The canids that had immigranted from North America to Eurasia – Eucyon, Vulpes, and Nyctereutes – were small to medium-sized predators during the Late Miocene and Early Pliocene but they were not the top predators. Tedford disagreed with previous authors and found that its cranio-dental morphology lacked some characteristics that are shared by C. latrans, and therefore there was not a close relationship but it did suggest C. arnensis of Europe showed striking similarities to C. lepophagus or a possible common ancestor that was derived from C. Wolves are dolichocephalic (long skulled) but not as extreme as some breeds of such as greyhounds and Russian wolfhounds (Mc Greevy 2004).
The position of the canids would change with the arrival of Canis to become a dominant predator across the Holarctic. chihilensis appeared in northern China in the Mid-Pliocene around 4–3 million YBP. lepophagus was the ancestor of both wolves and coyotes. priscolatrans was a population of large coyotes that were ancestral to Rancholabrean and recent C. priscolatrans, and they could represent what once was a holarctic population of coyotes. Canine brachycephaly (short-skulledness) is found only in domestic dogs and is related to paedomorphosis (Goodwin 1997).

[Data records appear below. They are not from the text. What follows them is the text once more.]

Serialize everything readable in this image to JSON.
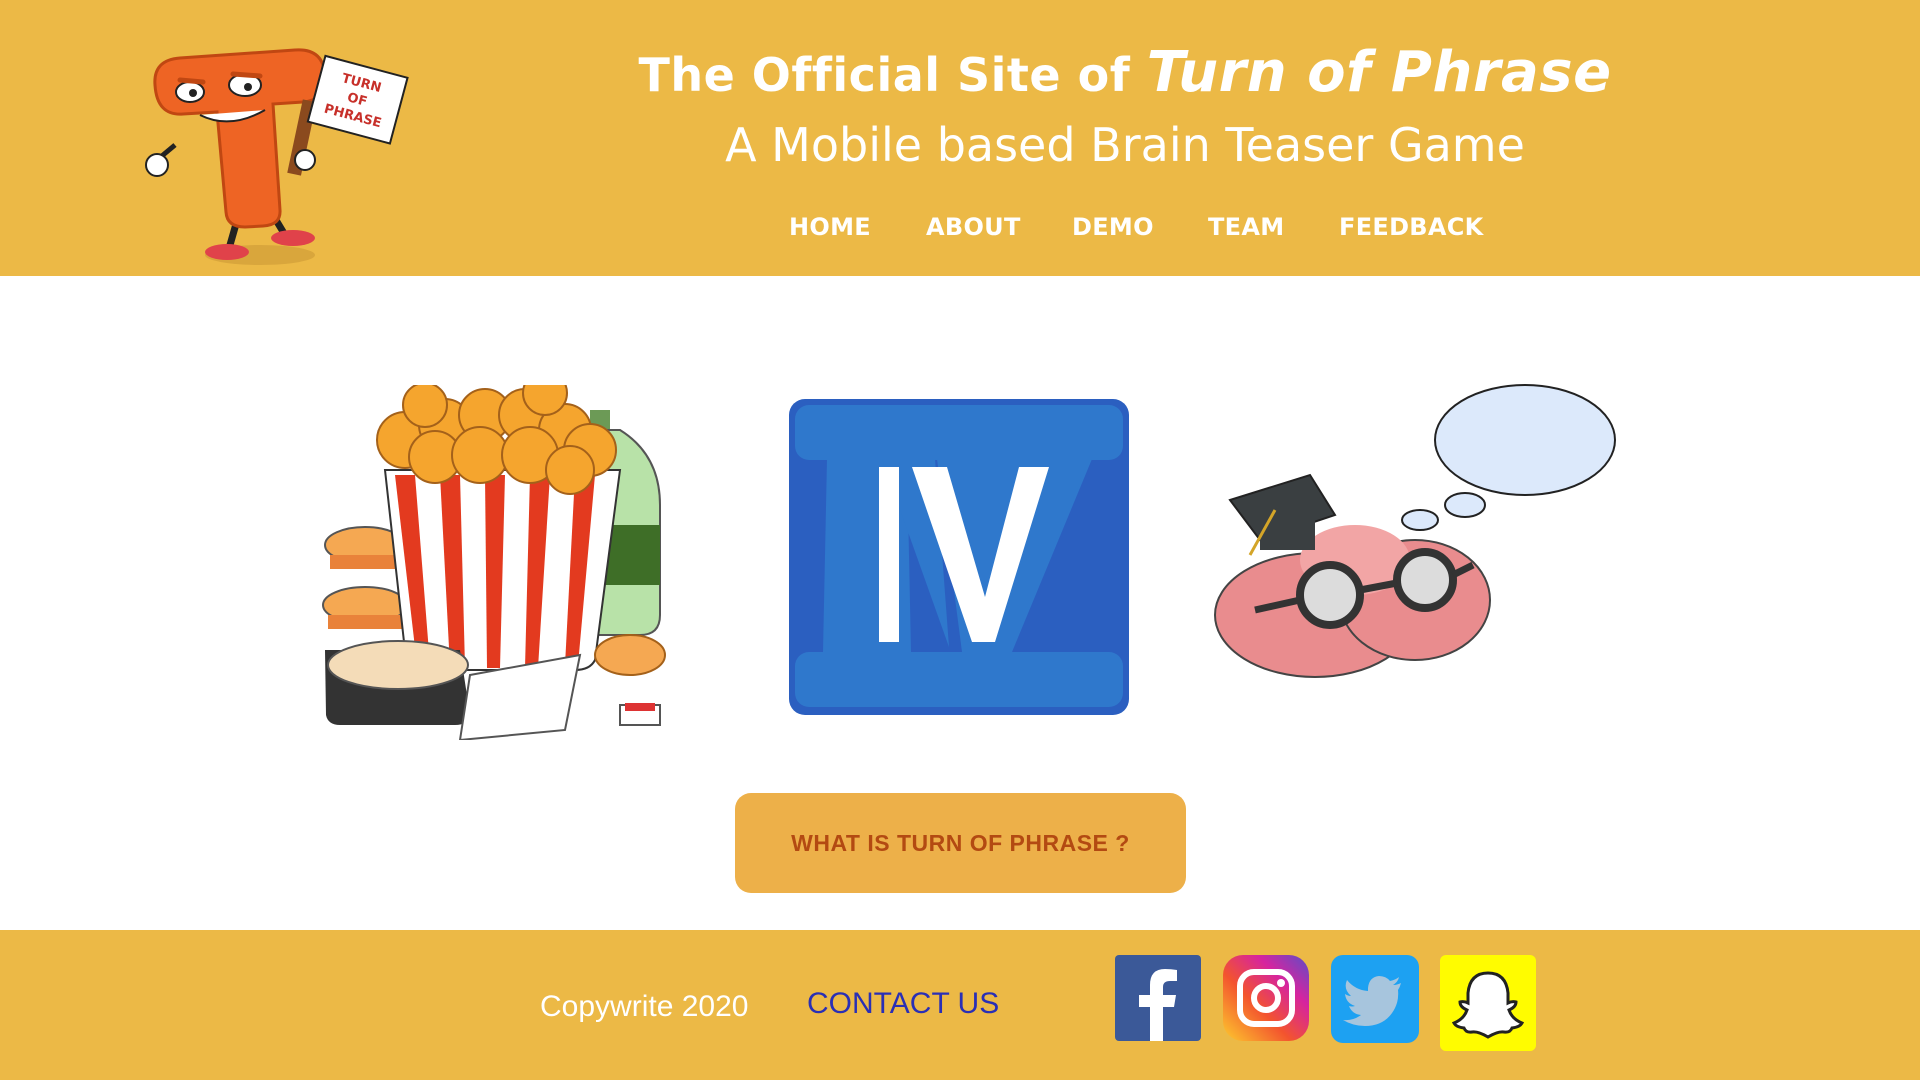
{
  "header": {
    "title_prefix": "The Official Site of ",
    "title_emphasis": "Turn of Phrase",
    "subtitle": "A Mobile based Brain Teaser Game",
    "mascot_sign": [
      "TURN",
      "OF",
      "PHRASE"
    ]
  },
  "nav": {
    "items": [
      {
        "label": "HOME"
      },
      {
        "label": "ABOUT"
      },
      {
        "label": "DEMO"
      },
      {
        "label": "TEAM"
      },
      {
        "label": "FEEDBACK"
      }
    ]
  },
  "main": {
    "puzzle_images": [
      "fried-chicken-bucket",
      "roman-numeral-four",
      "brain-with-glasses-thinking"
    ],
    "numeral_text": "IV",
    "cta_label": "WHAT IS TURN OF PHRASE ?"
  },
  "footer": {
    "copyright": "Copywrite 2020",
    "contact_label": "CONTACT US",
    "social": [
      {
        "name": "facebook-icon",
        "color": "#3b5998"
      },
      {
        "name": "instagram-icon",
        "color": "#d6249f"
      },
      {
        "name": "twitter-icon",
        "color": "#1da1f2"
      },
      {
        "name": "snapchat-icon",
        "color": "#fffc00"
      }
    ]
  },
  "colors": {
    "header_bg": "#ecb946",
    "cta_bg": "#edb049",
    "cta_text": "#b34a12",
    "contact_link": "#2a2fb5",
    "numeral_blue": "#2b6fc6"
  }
}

This was followed by an explosion of Canis evolution across Eurasia in the Early Pleistocene around 1.8 million YBP in what is commonly referred to as the Wolf event. Puppies are born with short snouts, with the longer skull of dolichocephalic dogs emerging in later development (Coppinger 1995).
Wolves went through a population bottleneck 20,000 years before present (YBP), which indicates that many wolf populations had gone extinct at a time that coincided with the Last Glacial Maximum and the expansion of modern humans worldwide with their technology for capturing large game. The two taxa share a number of characteristics (synapomorphy), which suggests an origin of C. In 2010, a study found that the diversity of the Canis group decreased by the end of the Early Pleistocene to Middle Pleistocene and was limited in Eurasia to the small wolves of the C. variabilis group that were a comparable size to the extant Canis lupus pallipes, and the large hypercarnivorous Canis (Xenocyon) lycaonoides that was comparable in size to extant northern gray wolves. It was still living in Europe at a time coinciding with the North American Early Rancholabrean and had grown in size by the Late Rancholabrean. mosbachensis was the ancestor of Eurasian and North American wolves, and that one population of C. mosbachensis remained in Eurasia and evolved into C. variabilis (which was once distibuted from Khazakhstan to China) as they both existed in the Middle Pleistocene across mid-latitude Eurasia. variabilis had "nasal bones that terminate at or anterior to the most posterior position of the frontal-maxillary suture", and therefore these two taxa could represent variation in the one geographically widespread mid-Pleistocene wolf. edwardii appeared earliest spanning the mid-Blancan (late Pliocene) to the close of the Irvingtonian (late Pleistocene) it is proposed as the ancestor.